*Task requirements*: Copy each line of the entries beneath that contains the word "nifty".

*Stored items from a collection*:
+ + +

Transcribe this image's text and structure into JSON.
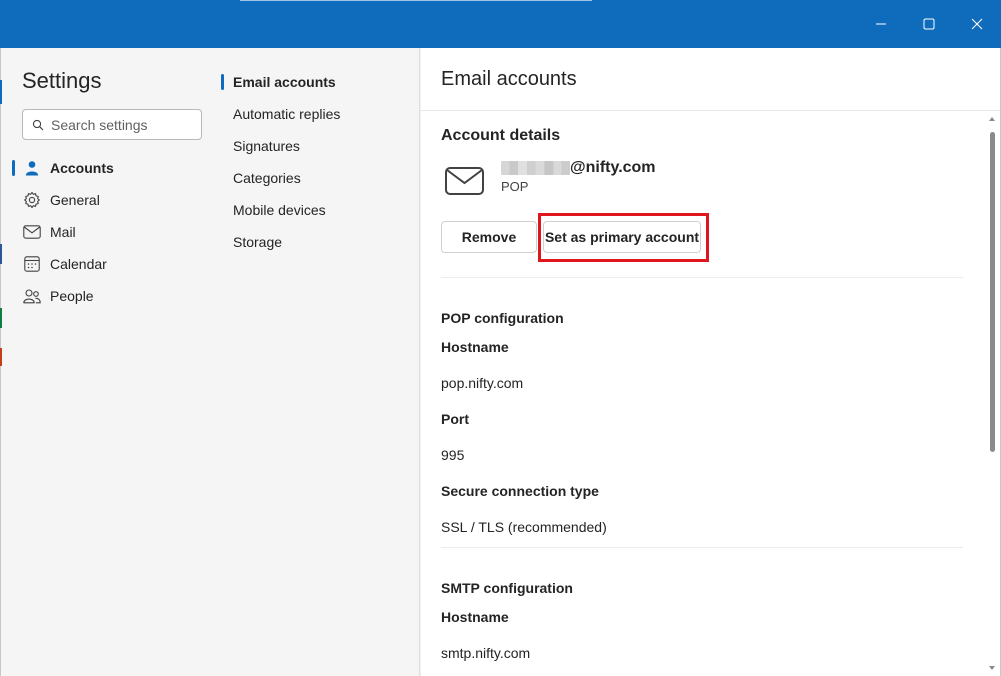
{
  "window": {
    "controls": [
      "minimize",
      "maximize",
      "close"
    ]
  },
  "nav": {
    "title": "Settings",
    "search_placeholder": "Search settings",
    "items": [
      {
        "label": "Accounts",
        "icon": "person-icon",
        "active": true
      },
      {
        "label": "General",
        "icon": "gear-icon",
        "active": false
      },
      {
        "label": "Mail",
        "icon": "mail-icon",
        "active": false
      },
      {
        "label": "Calendar",
        "icon": "calendar-icon",
        "active": false
      },
      {
        "label": "People",
        "icon": "people-icon",
        "active": false
      }
    ]
  },
  "subnav": {
    "items": [
      {
        "label": "Email accounts",
        "active": true
      },
      {
        "label": "Automatic replies",
        "active": false
      },
      {
        "label": "Signatures",
        "active": false
      },
      {
        "label": "Categories",
        "active": false
      },
      {
        "label": "Mobile devices",
        "active": false
      },
      {
        "label": "Storage",
        "active": false
      }
    ]
  },
  "content": {
    "title": "Email accounts",
    "account_details": {
      "heading": "Account details",
      "email_domain": "@nifty.com",
      "type": "POP",
      "remove_label": "Remove",
      "primary_label": "Set as primary account"
    },
    "pop": {
      "heading": "POP configuration",
      "hostname_label": "Hostname",
      "hostname_value": "pop.nifty.com",
      "port_label": "Port",
      "port_value": "995",
      "secure_label": "Secure connection type",
      "secure_value": "SSL / TLS (recommended)"
    },
    "smtp": {
      "heading": "SMTP configuration",
      "hostname_label": "Hostname",
      "hostname_value": "smtp.nifty.com"
    }
  },
  "colors": {
    "titlebar": "#0f6cbd",
    "accent": "#0f6cbd",
    "highlight": "#e0161f"
  }
}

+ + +

*Exercise response*:
      "email_domain": "@nifty.com",
      "hostname_value": "pop.nifty.com",
      "hostname_value": "smtp.nifty.com"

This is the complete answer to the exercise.